Japanese Emperor Calls for International Peace in Abdication Address

Sophia Lauer, Senior Editor

Japanese Emperor Akihito abdicated last Tuesday, April 30th, ending a thirty-year reign in the first abdication of a royal throne in over 200 years. In his abdication address, he expressed his gratitude for his supportive people and his hopes for a peaceful future.

Akihito, now 85, began his reign in 1989 intent on resolving painful memories of World War II and the Cold War, and bringing the monarchy closer to its subjects, especially those who were marginalized in society.

The Japanese throne, colloquially known as the Chrysanthemum Throne, became a symbolic representation of the people without real political power due to a post-war constitution. Akihito is the first emperor to reign after the constitution took effect.

Akihito is the son of Hirohito, under whose name Japanese troops fought in World War II. Until Japanese defeat in 1945, Hirohito was considered a living deity. Upon Japan’s defeat, he renounced his divinity.

“Together with the empress, I hope from my heart that the new Reiwa era that begins tomorrow will be peaceful and fruitful, and pray for the peace and happiness of our country and the people of the world,” said a solemn Akihito in reference to the new imperial era at his brief abdication ceremony in the Imperial Palace Matsu no ma (Hall of Pine). Akihito was joined by his wife of 60 years, Michiko, who was applauded for being the first commoner in Japanese history to marry an imperial heir.

About 300 people attended the ceremony which was broadcast live on television. They included Prime Minister Shinzo Abe, Crown Prince Naruhito and Crown Princess Masako, as well as the heads of both houses of parliament and Supreme Court justices.

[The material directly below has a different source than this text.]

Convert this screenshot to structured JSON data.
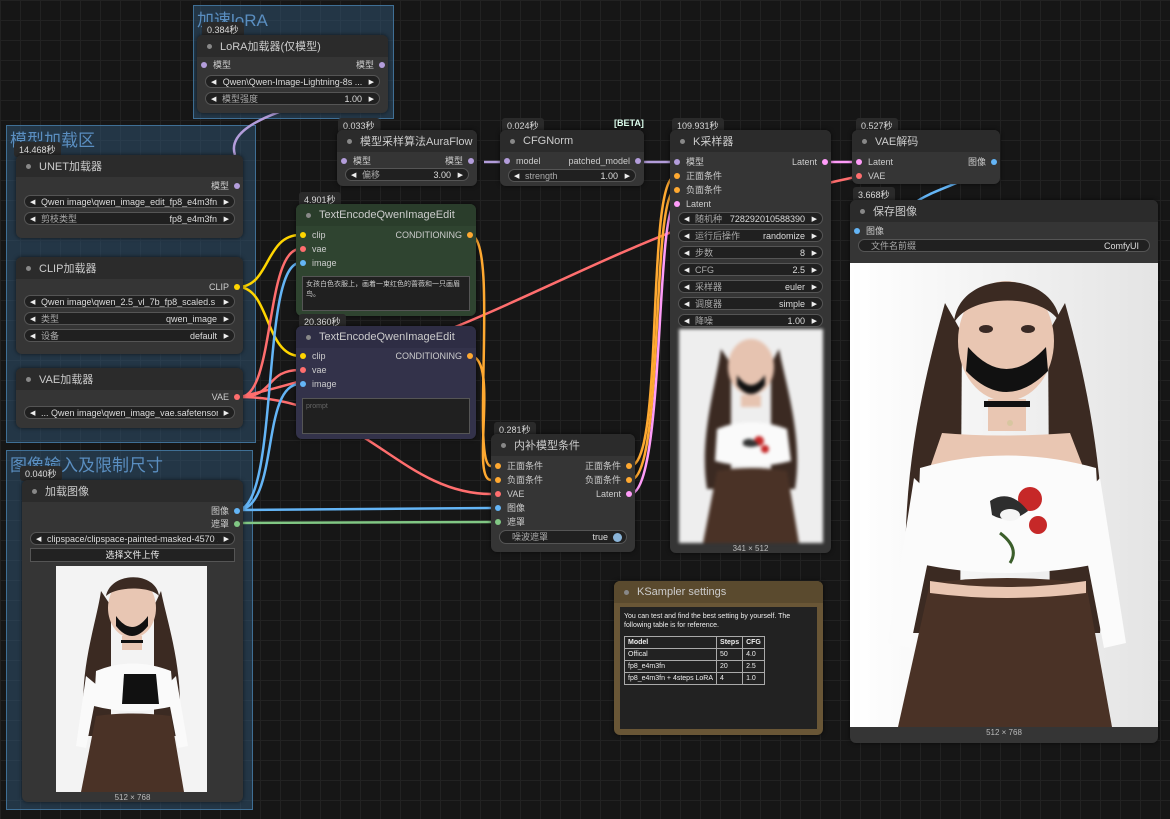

“While keeping in our hearts the path that the emperor has walked, we will make utmost efforts to create a bright future for a proud Japan that is full of peace and hope,” Abe said ahead of the emperor’s remarks.

In a 2016 televised address, Akihito expressed concern about his age affecting his ability to perform his duties after having heart surgery and treatment for prostate cancer.

Crowds gathered outside the Palace, a 285-acre compound in the heart of Tokyo protected by moats and walls, that is home to the emperor and empress. Security was tight as several thousand police officers were on duty in Tokyo, media reports said.

“I think the emperor is loved by the people,” said Morio Miyamoto, 48. “His image is one of encouraging the people, such as after disasters, and being close to the people. I hope the next emperor will, like the Heisei emperor, be close to the people in the same way.”

Akihito’s coronation in 1989 marked the beginning of the Heisei imperial era, a period so far marked by economic stagnation, natural disasters, and rapid technological advancement, accompanied with social change.

U.S. President Donald Trump and First Lady Melania offered their “heartfelt appreciation” to the royal pair in a statement.

Naruhito, 59, will inherit the throne in ceremonies on Wednesday. He studied at Oxford and together with his Harvard-educated wife, Masako, experts predict he will give the monarchy a more worldly flavor.

Akihito officially remained emperor until midnight of Tuesday night, when the new Reiwa era, meaning “beautiful harmony,” began. Japanese notation traditionally refers to the date by the era name, or “gengo,” a system originally imported from China, on documents, calendars and coins, but many people also use the Western calendar.